I will conclude with some recommendations for some ways that journal editors worldwide can improve global diversity in their journals:
- Think about what “counts” as research for inclusion in an academic journal. How much are the definitions of what is seen as “globally significant” set by what is familiar or seems significant to editors in the North? Do those definitions exclude research ideas or approaches from the rest of the world?
- Think about the geographical diversity of your authorship, reviewer base, and editorial board. Is there good research that you are missing because the papers take more time to edit? Are you defaulting to a regular “easy” pool of reviewers? Are there resources or training opportunities that you could point your authors and reviewers to (e.g., AuthorAID)?
- Beyond geographical diversity, dig deeper into your pool or authors, editors, and reviewers. Are they mainly men? Are they mainly from universities in capital cities? Have they studied abroad? Are they predominantly from one region of a country? Some of these questions will be hard to answer from the details submitted with a journal paper, but they are worth bearing in mind in author surveys.
- In monitoring and reporting on diversity, make sure that Africa, for example, is treated as a continent, not as a country. Having the same number of authors from Africa as from Canada, for example, is not the right ultimate target; the population of Canada is approximately five million less than that of Uganda, and a researcher from Ethiopia is no more represented by a journal paper from South Africa than a researcher from Croatia is represented by a paper from the UK.
And finally, journal editors are very welcome as mentors in AuthorAID. It is a simple process to sign up to, the commitment doesn’t have to be huge, and the experience is very rewarding.8
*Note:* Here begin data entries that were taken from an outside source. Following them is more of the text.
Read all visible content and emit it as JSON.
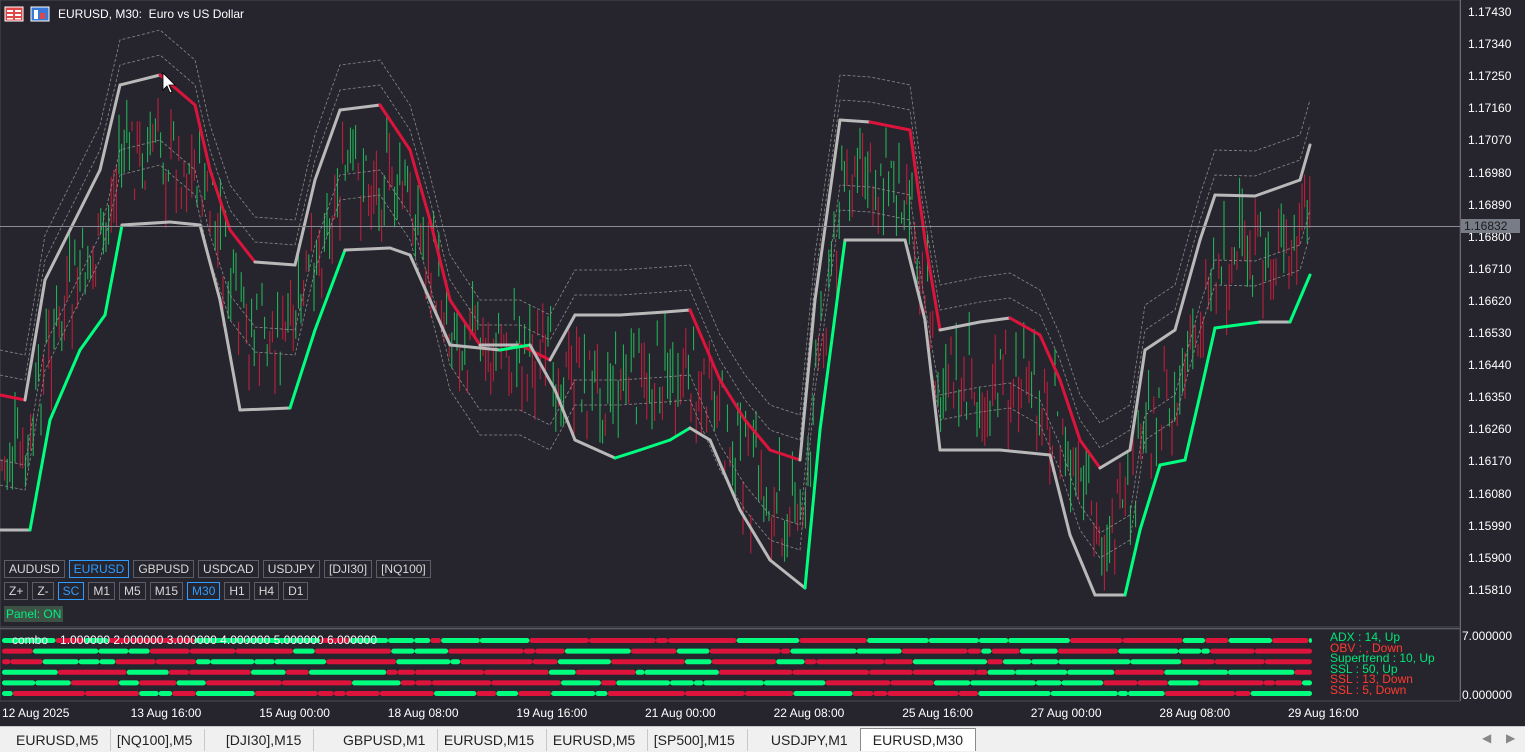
{
  "header": {
    "title": "EURUSD, M30:  Euro vs US Dollar",
    "icons": [
      "grid-icon",
      "one-click-trading-icon"
    ]
  },
  "price_axis": [
    "1.17430",
    "1.17340",
    "1.17250",
    "1.17160",
    "1.17070",
    "1.16980",
    "1.16890",
    "1.16800",
    "1.16710",
    "1.16620",
    "1.16530",
    "1.16440",
    "1.16350",
    "1.16260",
    "1.16170",
    "1.16080",
    "1.15990",
    "1.15900",
    "1.15810"
  ],
  "current_price": "1.16832",
  "time_axis": [
    "12 Aug 2025",
    "13 Aug 16:00",
    "15 Aug 00:00",
    "18 Aug 08:00",
    "19 Aug 16:00",
    "21 Aug 00:00",
    "22 Aug 08:00",
    "25 Aug 16:00",
    "27 Aug 00:00",
    "28 Aug 08:00",
    "29 Aug 16:00"
  ],
  "panel": {
    "symbols": [
      "AUDUSD",
      "EURUSD",
      "GBPUSD",
      "USDCAD",
      "USDJPY",
      "[DJI30]",
      "[NQ100]"
    ],
    "active_symbol": "EURUSD",
    "controls": [
      "Z+",
      "Z-",
      "SC"
    ],
    "timeframes": [
      "M1",
      "M5",
      "M15",
      "M30",
      "H1",
      "H4",
      "D1"
    ],
    "active_timeframe": "M30",
    "status": "Panel: ON"
  },
  "subwindow": {
    "name": "combo",
    "levels": "1.000000 2.000000 3.000000 4.000000 5.000000 6.000000",
    "scale_max": "7.000000",
    "scale_min": "0.000000",
    "signals": [
      {
        "text": "ADX : 14, Up",
        "color": "#00e676"
      },
      {
        "text": "OBV :  , Down",
        "color": "#ff3b30"
      },
      {
        "text": "Supertrend : 10, Up",
        "color": "#00e676"
      },
      {
        "text": "SSL : 50, Up",
        "color": "#00e676"
      },
      {
        "text": "SSL : 13, Down",
        "color": "#ff3b30"
      },
      {
        "text": "SSL : 5, Down",
        "color": "#ff3b30"
      }
    ]
  },
  "tabs": [
    "EURUSD,M5",
    "[NQ100],M5",
    "[DJI30],M15",
    "GBPUSD,M1",
    "EURUSD,M15",
    "EURUSD,M5",
    "[SP500],M15",
    "USDJPY,M1",
    "EURUSD,M30"
  ],
  "active_tab": "EURUSD,M30",
  "colors": {
    "background": "#26252e",
    "bull": "#00ff7f",
    "bear": "#dc143c",
    "neutral": "#b9b9b9",
    "accent": "#2f9bff"
  }
}
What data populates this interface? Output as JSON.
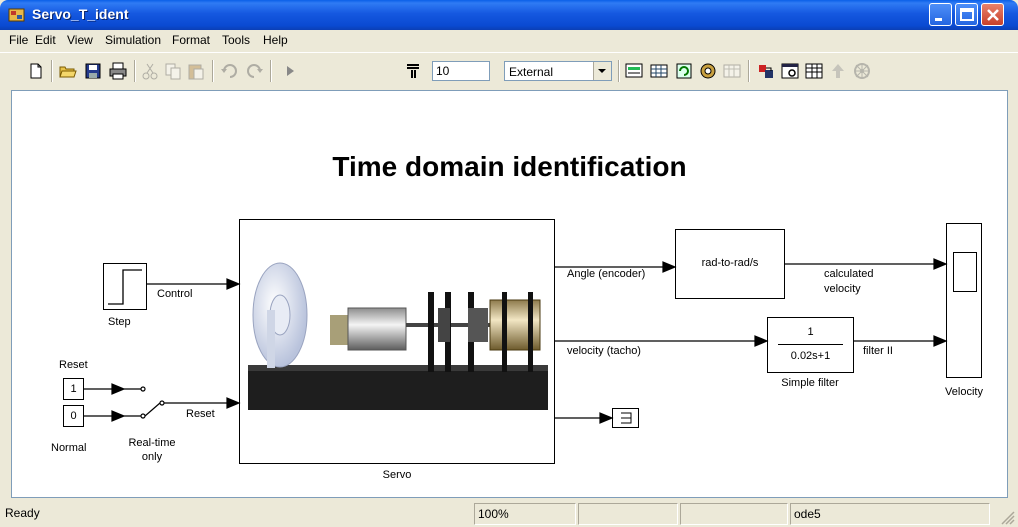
{
  "window": {
    "title": "Servo_T_ident"
  },
  "menu": {
    "items": [
      "File",
      "Edit",
      "View",
      "Simulation",
      "Format",
      "Tools",
      "Help"
    ]
  },
  "toolbar": {
    "stop_time": "10",
    "sim_mode": "External",
    "icons": [
      "new-icon",
      "open-icon",
      "save-icon",
      "print-icon",
      "cut-icon",
      "copy-icon",
      "paste-icon",
      "undo-icon",
      "redo-icon",
      "start-icon",
      "pause-icon",
      "build-icon",
      "connect-icon",
      "library-icon",
      "model-browser-icon",
      "debug-icon",
      "diagnostics-icon",
      "help-icon"
    ]
  },
  "diagram": {
    "title": "Time domain identification",
    "blocks": {
      "servo": {
        "name": "Servo"
      },
      "step": {
        "name": "Step"
      },
      "reset_const": {
        "value": "1",
        "label": "Reset"
      },
      "normal_const": {
        "value": "0",
        "label": "Normal"
      },
      "switch": {
        "name_line1": "Real-time",
        "name_line2": "only"
      },
      "rad_to_rads": {
        "text": "rad-to-rad/s"
      },
      "simple_filter": {
        "numerator": "1",
        "denominator": "0.02s+1",
        "name": "Simple filter"
      },
      "velocity_scope": {
        "name": "Velocity"
      }
    },
    "signals": {
      "control": "Control",
      "reset": "Reset",
      "angle": "Angle (encoder)",
      "velocity_tacho": "velocity (tacho)",
      "calculated_line1": "calculated",
      "calculated_line2": "velocity",
      "filter": "filter II"
    }
  },
  "status": {
    "state": "Ready",
    "zoom": "100%",
    "solver": "ode5"
  }
}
Equity in research and knowledge ecosystems is an underlying theme of our work at INASP. If you would like to know more, we have published some thoughts on our current thinking.9
Siân Harris is communications specialist at INASP.